In 2017 GGP agreed to leave the premises starting in early 2018.[7] In August 2017 the Illinois Historic Preservation Agency found that the GGP building was eligible for the National Register of Historic Places,[7] which resulted in the United States Army Corps of Engineers giving public notice that demolition of the building would constitute an "adverse effect" on the surroundings.[9] This required a period for public comments and could have jeopardized the future of the development.[9] It was ultimately decided that some of the facade of the GGP building would be incorporated into the base of the new building, and the GGP building was demolished beginning in January 2018.[8]

Barges were used extensively in the construction of the new building, much of which also took place on the lower levels of the multi-level Wacker Drive.[2] An ordinance requiring open air for a riverwalk would have rendered the project uneconomical if interpreted literally, so the building was allowed to overhang the riverwalk by 55 feet (17 m).[2]

References[edit]

  1. ^ a b c d Ori, Ryan (October 1, 2019). "A new Wacker Drive skyscraper - the tallest office tower to be built in Chicago in the last three decades - is about to reach its full height". Chicago Tribune.

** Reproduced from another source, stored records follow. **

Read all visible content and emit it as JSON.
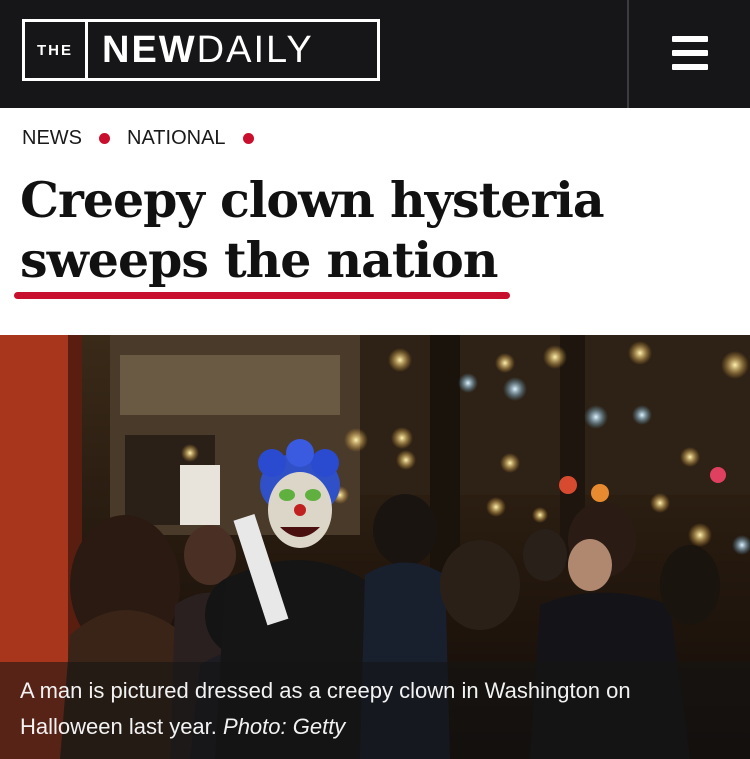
{
  "header": {
    "logo_prefix": "THE",
    "logo_name_bold": "NEW",
    "logo_name_light": "DAILY"
  },
  "breadcrumb": {
    "items": [
      "NEWS",
      "NATIONAL"
    ]
  },
  "article": {
    "headline_line1": "Creepy clown hysteria",
    "headline_line2": "sweeps the nation",
    "caption": "A man is pictured dressed as a creepy clown in Washington on Halloween last year.",
    "photo_credit": "Photo: Getty"
  },
  "icons": {
    "menu": "hamburger-menu-icon"
  },
  "colors": {
    "header_bg": "#161619",
    "accent_red": "#c8102e",
    "headline": "#111111"
  }
}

Retrieved February 15, 2020.
  2. ^ a b c d e LaTrace, AJ; Koziarz, Jay (May 9, 2017). "7 reasons why Chicago's 110 N. Wacker project isn't just another office building". Curbed. Retrieved February 15, 2020.
  3. ^ Ecker, Danny (October 22, 2019). "Howard Hughes looks to sell new Wacker Drive skyscraper". Crain's Chicago Business. Retrieved February 15, 2020.
  4. ^ "110 North Wacker". Clark Construction. Retrieved February 15, 2020.
  5. ^ "PD No. 1369, 110 N Wacker Dr" (PDF). gisapps.chicago.gov/. Department of Planning and Development City of Chicago. Retrieved October 10, 2020.
  6. ^ Jordan, John (May 21, 2019). "Law Firm Signs 100K Lease at 110 North Wacker Drive". GlobeSt.com. Retrieved February 15, 2020.
  7. ^ a b c Ori, Ryan (December 8, 2017). "Riverside Wacker tower plan hits snag". Chicago Tribune (Section 2). p. 2. Retrieved February 16, 2020 – via Newspapers.com. Free to read
  8. ^ a b Koziarz, Jay (January 26, 2018). "General Growth Building ready to bite the dust for new riverfront office tower". Curbed. Retrieved February 16, 2020.
  9. ^ a b Ori, Ryan (December 8, 2017). "Riverside Wacker tower plan hits snag". Chicago Tribune (Section 2). p. 1. Retrieved February 16, 2020 – via Newspapers.com. Free to read

External links[edit]